» DESCRIPTION OF THE TASK
Only a single number is expected: how many lines of the data hold the word "means".

» DATA SHOWN
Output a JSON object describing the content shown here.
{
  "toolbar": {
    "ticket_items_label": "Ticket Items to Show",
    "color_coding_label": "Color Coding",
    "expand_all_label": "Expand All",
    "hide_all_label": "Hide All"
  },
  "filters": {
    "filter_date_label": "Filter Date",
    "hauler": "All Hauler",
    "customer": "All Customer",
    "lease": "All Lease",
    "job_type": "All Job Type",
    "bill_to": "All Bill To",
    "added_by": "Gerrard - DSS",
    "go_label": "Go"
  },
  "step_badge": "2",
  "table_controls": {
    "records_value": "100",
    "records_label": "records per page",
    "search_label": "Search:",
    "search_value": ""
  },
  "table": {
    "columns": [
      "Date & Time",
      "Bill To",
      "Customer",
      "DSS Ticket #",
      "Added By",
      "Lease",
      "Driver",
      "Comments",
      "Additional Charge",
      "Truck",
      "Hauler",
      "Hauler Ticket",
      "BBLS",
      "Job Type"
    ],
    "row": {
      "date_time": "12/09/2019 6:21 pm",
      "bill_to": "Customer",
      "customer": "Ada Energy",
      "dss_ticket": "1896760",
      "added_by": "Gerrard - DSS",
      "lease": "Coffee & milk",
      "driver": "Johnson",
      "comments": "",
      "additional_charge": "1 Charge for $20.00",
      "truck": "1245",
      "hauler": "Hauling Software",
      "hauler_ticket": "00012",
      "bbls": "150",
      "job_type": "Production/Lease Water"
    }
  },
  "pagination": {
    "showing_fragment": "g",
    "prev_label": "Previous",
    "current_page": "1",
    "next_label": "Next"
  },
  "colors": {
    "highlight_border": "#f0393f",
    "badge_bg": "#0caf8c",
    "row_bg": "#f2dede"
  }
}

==

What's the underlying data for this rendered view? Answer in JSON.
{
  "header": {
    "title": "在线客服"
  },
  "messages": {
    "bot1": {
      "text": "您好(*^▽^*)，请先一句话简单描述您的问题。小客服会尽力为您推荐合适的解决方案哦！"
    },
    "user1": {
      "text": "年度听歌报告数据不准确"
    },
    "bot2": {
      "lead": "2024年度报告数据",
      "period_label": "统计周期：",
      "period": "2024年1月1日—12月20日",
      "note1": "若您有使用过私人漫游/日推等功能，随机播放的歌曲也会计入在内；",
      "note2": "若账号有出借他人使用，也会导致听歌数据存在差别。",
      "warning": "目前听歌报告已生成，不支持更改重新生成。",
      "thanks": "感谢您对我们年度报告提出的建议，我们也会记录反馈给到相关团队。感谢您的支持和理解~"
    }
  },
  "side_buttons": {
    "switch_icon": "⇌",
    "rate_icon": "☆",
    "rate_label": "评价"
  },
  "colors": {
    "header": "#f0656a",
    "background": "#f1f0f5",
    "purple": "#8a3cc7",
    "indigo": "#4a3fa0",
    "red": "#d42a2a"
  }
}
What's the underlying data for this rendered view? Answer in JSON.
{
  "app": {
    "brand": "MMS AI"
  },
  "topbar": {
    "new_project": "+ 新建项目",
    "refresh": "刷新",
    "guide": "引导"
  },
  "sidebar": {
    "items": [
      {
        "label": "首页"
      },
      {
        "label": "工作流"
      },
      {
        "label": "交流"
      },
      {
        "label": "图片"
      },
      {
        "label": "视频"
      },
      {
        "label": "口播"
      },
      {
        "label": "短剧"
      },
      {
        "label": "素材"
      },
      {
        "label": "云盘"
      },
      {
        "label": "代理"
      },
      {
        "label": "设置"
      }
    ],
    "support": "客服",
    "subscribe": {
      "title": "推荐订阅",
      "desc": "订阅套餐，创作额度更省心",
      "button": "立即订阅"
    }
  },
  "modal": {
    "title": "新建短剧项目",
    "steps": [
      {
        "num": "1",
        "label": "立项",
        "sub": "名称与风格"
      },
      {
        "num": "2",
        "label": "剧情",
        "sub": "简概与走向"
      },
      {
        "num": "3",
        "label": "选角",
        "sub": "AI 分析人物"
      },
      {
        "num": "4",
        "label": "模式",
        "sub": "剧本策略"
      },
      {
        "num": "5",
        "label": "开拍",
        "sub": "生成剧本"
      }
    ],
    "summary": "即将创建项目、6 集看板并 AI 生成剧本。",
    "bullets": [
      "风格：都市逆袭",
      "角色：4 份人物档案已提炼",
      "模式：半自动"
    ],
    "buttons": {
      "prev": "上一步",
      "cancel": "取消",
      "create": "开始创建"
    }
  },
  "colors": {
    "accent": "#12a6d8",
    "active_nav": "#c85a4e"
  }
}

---

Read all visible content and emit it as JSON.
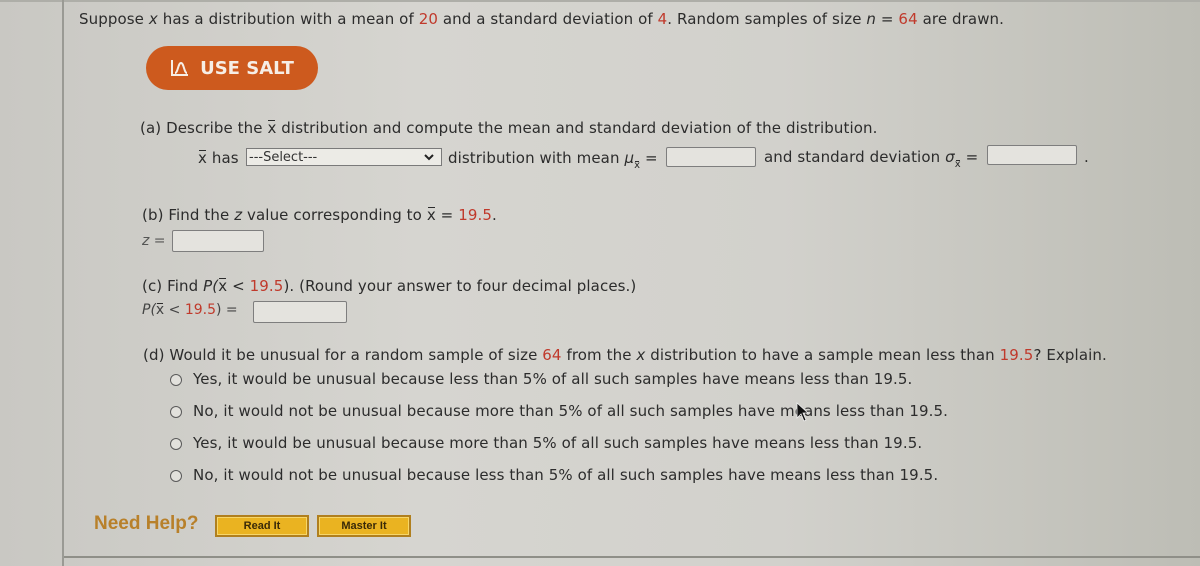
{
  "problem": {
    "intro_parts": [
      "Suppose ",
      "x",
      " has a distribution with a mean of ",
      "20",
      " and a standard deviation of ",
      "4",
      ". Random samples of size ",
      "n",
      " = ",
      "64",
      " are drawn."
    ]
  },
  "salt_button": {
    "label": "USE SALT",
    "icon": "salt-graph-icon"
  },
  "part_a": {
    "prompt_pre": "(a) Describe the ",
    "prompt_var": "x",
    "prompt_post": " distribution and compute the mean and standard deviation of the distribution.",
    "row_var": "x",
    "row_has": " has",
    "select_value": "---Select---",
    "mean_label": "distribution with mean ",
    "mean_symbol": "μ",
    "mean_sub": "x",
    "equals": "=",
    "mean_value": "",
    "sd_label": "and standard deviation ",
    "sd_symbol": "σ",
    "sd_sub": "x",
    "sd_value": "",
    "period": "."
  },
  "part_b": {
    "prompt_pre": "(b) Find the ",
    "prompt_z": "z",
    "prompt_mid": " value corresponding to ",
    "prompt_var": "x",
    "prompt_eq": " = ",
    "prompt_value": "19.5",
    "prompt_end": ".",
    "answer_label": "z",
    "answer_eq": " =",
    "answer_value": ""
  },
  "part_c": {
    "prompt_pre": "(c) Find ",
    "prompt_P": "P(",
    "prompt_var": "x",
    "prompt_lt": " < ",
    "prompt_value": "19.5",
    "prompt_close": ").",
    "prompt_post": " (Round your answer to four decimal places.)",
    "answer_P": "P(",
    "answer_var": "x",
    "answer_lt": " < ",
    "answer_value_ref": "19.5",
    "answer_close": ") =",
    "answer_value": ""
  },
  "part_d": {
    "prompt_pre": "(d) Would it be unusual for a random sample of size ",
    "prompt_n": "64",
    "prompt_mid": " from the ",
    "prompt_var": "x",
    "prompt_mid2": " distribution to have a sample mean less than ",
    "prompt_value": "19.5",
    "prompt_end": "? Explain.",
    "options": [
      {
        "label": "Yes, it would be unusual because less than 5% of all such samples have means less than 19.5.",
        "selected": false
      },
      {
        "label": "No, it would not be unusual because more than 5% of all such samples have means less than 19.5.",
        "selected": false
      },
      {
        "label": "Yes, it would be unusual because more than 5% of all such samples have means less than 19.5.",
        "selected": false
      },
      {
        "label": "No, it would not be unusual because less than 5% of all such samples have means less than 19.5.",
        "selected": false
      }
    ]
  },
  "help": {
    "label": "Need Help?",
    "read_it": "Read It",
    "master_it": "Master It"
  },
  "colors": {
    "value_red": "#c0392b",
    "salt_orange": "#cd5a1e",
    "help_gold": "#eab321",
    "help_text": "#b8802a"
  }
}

» ANSWER TO THIS TASK
4